They found that young children who were able to resist a delicious marshmallow placed in front of them for 15 minutes had better SAT scores and were healthier and happier at the age of 32 than their more-impulsive peers.
The children who were able to avoid the temptation of the single marshmallow did so by staying focused on a long-term incentive: If they could abstain from eating that marshmallow for 15 minutes, they would receive two marshmallows rather than just the one that was in front of them.
Leaders have a lot to learn from these kids.
The lesson is simple: We can achieve greater success if we have the discipline to focus our time and attention on our long-term goals.
When you have a clear understanding of what you want to accomplish, you have the power to overcome any challenges you face and achieve your full potential.
In today’s ever-changing business environment, it takes a great deal of perseverance to remain steadfast and execute on long-term plans—but it can certainly be done.
Organizations need leaders who have vision, can inspire others to act, and demonstrate the discipline needed to stay the course and unlock the door to the future.
Fortunately, self-discipline is a trait that can be learned. By clearly defining long-term goals, managing priorities, overcoming obstacles, and successfully handling conflict, just about anyone can become a really effective manager.
When it comes to setting goals, the most effective leaders will clearly define what they want to accomplish, as well as establish clear roles, responsibilities, timelines, and outcomes.
They avoid creating goals for their teams or departments that conflict with others in the organization.
Unfortunately, in large organizations, it’s not uncommon to find conflicting goals and fierce competition for resources or budget. Effective managers sidestep these kinds of issues and develop goals that support the organization as a whole.
Self-disciplined leaders engage up front with others in the organization; they set up and openly communicate their execution plans to avoid problems down the line and make sure the plan is supported by the team, other departments, and key stakeholders in the business.
They also have the ability to weigh short-term gains against the long-term plan and make the best choice overall, which may include delaying gratification, working really hard, and enduring some pain along the way.
Communicating priorities and decision-making authority to others members of the team allows everyone to avoid being distracted by short-term gains.

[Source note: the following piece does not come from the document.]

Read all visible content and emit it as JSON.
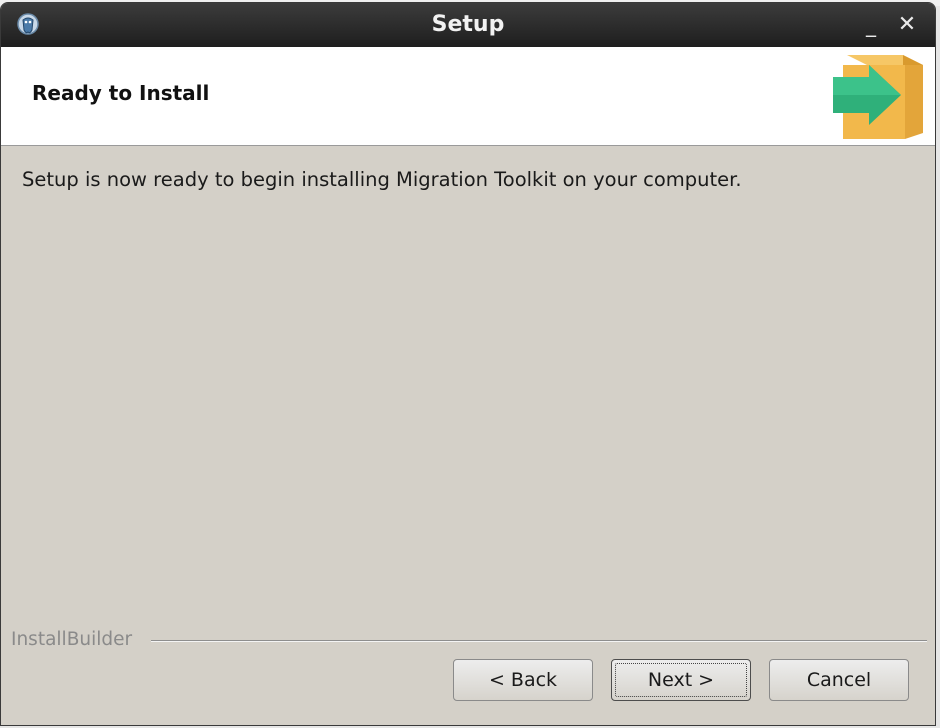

Even though we know that exercising self-discipline can be difficult at times, we believe it can lead to longer-term commitment and satisfaction among team members.
Most leaders do have long-term goals in mind, but many become distracted or give up when faced with challenges along the way.

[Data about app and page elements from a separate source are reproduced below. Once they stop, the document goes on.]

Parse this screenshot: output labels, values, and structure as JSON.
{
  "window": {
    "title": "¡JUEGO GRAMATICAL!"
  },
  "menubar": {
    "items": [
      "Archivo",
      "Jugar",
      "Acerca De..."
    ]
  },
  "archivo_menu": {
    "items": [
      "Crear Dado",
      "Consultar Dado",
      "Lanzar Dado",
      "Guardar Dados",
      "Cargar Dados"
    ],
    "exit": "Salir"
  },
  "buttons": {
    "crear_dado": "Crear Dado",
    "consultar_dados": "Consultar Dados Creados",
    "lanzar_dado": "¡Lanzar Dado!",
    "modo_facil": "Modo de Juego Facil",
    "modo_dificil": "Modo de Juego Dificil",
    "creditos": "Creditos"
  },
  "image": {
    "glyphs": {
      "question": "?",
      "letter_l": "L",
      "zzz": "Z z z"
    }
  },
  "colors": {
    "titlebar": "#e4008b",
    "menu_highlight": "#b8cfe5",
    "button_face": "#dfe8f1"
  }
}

You can expect to encounter some level of resistance any time you try to implement a new, long-term business plan.
We can learn from the children in the Stanford study that often, just “cooling off,” managing our emotions, and thinking through the situation can help us stay focused on what we really want.
While we know it can be challenging, cultivating self-discipline pays off.
A study published in the Journal of Personality showed a strong correlation between higher levels of self-discipline and overall life satisfaction.
What this means is that self-discipline can not only help you accomplish more in the long run, it allows you to more effectively manage your day-to-day stress and can even improve your health.
Having a process you can use to become more disciplined and focus your efforts gives you the power to make progress and achieve long-term success.
CMOE has many leadership development solutions that can help leaders at all levels of the business gain the self-discipline they need to be more successful over the long run.